One of the strangest building we saw was the Novotel Hotel. It's built on the site of the former National theater that was destroyed by bombing in World War II. The front entrance is a reproduction of the old National Theater's facade, but behind that is a glass and steel foyer and then a modern high-rise that houses the hotel's rooms. It looks odd, but there were a lot of buildings like this one—a mix of an historic building with something slick and contemporary. In some ways, it's a reflection of Bucharest itself, one foot firmly in the past and one foot stepping boldly into a modern future.
Another great example of this is the headquarters of the Union of Romanian Architects. Under communist rule, this building was the former headquarters for Department 5 (communist Romania's version of the KGB). It was damaged in the revolution and fixed up with a design so modern people call it The Jar or The Cyborg.
There are still plenty of cool old buildings, though, like Cretsulescu Church, located right next to Revolution Square. It was built at the behest of the daughter of a Wallachian prince in 1724 and was on the list of buildings to be destroyed during the Ceaușescu regime, but somehow made it through intact.
Another building that made it through the communist regime is one of the coolest building in the city—the Romanian Athenaeum.
For a long time (since 1888), the Athenaeum had been the city's main concert hall. During communist rule, many of the paintings and frescoes in Bucharest's churches and older buildings were destroyed or plastered over. But, for some reason, the interior Athenaeum was spared.
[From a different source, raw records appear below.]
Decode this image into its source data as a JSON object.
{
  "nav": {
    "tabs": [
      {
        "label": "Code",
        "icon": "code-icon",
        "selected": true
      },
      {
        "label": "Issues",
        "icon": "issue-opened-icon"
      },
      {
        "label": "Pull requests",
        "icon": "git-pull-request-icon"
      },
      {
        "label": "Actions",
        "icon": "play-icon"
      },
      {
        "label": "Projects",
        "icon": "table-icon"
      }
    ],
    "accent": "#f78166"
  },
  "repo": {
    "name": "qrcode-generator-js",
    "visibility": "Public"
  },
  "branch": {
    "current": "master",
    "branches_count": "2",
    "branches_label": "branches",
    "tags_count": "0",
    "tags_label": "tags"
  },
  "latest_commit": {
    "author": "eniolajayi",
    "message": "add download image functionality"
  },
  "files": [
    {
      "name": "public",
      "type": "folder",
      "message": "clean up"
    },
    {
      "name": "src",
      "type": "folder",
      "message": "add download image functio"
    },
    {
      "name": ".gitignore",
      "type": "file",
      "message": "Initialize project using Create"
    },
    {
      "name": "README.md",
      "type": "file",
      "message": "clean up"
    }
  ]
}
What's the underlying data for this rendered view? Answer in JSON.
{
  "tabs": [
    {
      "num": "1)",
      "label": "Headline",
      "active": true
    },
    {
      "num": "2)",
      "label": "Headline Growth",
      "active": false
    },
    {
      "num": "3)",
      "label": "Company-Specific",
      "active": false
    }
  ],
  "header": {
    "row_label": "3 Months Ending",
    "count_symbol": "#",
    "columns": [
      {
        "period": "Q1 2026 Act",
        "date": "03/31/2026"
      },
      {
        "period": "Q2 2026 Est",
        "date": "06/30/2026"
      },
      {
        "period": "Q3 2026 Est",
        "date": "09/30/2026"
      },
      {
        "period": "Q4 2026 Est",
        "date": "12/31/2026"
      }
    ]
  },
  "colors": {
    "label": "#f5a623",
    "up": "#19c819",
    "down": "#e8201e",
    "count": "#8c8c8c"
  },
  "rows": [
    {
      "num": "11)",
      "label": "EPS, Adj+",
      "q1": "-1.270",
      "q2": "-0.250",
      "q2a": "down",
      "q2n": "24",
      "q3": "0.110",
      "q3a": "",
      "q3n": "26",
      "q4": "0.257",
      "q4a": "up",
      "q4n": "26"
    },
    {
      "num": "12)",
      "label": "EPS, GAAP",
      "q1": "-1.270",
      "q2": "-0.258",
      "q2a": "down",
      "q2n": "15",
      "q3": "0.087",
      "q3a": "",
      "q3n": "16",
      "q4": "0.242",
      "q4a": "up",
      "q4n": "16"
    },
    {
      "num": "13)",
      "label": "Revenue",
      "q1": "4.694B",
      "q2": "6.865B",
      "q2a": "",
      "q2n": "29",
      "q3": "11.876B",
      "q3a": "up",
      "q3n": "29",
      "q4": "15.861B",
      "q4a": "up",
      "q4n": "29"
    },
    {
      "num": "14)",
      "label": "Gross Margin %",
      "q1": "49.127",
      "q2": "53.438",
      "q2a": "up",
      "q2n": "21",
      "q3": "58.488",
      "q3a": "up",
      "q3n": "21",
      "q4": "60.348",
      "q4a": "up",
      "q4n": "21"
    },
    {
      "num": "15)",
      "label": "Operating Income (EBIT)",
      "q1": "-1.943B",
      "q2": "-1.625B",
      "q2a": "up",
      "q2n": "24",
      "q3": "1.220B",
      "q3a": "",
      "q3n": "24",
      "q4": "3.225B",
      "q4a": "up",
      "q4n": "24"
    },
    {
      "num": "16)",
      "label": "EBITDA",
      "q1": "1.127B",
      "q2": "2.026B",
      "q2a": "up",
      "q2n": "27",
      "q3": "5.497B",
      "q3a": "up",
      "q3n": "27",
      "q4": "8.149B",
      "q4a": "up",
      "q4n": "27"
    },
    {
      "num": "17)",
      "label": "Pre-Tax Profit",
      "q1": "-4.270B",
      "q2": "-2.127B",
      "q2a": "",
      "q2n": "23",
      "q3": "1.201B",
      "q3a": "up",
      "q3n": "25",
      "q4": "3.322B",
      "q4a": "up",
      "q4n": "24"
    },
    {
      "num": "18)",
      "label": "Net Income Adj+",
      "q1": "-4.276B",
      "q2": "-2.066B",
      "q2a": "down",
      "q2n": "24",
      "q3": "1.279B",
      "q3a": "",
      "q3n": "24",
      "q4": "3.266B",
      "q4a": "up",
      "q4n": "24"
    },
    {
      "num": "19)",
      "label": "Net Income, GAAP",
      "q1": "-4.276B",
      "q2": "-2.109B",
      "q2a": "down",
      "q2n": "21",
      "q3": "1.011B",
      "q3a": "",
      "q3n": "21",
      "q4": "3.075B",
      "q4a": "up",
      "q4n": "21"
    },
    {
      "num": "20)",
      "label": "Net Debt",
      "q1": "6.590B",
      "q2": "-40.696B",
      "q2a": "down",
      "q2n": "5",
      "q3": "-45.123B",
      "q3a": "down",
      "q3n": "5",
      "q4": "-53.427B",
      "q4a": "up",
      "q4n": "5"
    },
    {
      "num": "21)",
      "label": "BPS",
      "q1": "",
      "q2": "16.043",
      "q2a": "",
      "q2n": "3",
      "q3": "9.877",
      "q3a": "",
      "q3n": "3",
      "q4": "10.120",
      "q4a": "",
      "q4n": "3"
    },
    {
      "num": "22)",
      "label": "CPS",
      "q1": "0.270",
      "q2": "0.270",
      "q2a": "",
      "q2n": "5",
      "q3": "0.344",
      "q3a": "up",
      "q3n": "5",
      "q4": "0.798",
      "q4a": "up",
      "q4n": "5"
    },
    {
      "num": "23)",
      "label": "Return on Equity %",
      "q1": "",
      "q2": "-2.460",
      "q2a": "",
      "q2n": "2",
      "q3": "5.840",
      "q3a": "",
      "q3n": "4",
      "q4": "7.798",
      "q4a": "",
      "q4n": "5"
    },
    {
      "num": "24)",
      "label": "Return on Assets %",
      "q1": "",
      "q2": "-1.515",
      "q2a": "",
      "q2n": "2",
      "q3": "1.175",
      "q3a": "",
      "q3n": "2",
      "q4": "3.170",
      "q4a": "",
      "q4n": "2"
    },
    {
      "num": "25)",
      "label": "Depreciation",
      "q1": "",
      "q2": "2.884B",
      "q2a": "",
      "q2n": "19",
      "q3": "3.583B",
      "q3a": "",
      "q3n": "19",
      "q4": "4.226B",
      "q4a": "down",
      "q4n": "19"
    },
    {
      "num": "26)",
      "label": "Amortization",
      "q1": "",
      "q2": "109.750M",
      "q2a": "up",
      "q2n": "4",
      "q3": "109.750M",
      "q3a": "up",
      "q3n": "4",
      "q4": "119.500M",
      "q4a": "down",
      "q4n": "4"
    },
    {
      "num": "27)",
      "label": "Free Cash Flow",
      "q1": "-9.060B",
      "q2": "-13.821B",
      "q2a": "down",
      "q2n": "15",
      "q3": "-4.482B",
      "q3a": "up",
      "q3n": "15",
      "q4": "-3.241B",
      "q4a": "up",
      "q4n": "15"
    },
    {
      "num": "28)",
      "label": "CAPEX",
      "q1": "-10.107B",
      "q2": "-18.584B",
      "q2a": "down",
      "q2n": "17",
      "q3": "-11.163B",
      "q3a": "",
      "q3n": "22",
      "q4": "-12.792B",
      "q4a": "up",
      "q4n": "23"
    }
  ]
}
Instead, the paintings were only covered up with draperies. We didn't go inside to see it, but by all accounts, it's a beautiful sight.
There are also a number of old Romania castles in Bucharest, many of which have been re-purposed into museums or even casinos. One, in particular, was decorated with gilded status and stonework, but no one lived there as the owner was spending a little time in jail for some sort of money-based illegal activity. Still other castles were were all but deserted. Alexandra led us down some side streets where we saw some fantastic old castles that were in a sorry state
We ended the day at the famous Hotel Capsa, where the famous and elite of Europe went to play in the 19th century. We were there, however, to visit the Casa Capsa sweet shop next door and try some of their famous confections they create there. Naturally, they were delicious.
As the day wound down to an end, we got a tutorial in how to use the Bucharest Metro (pretty much like any other Metro) and rode it back to our B&B, tired, a little damp, and still full for out lunch at Caru' Cu Bere.
Our tour from Alexandra of Roaring Romania (RoRo) was fantastic. If you're traveling to Bucharest and would like to see some great sights and learn about Romania's history, both its distant past and recent turbulent transition to democracy, consider booking a tour with Roaring Romania.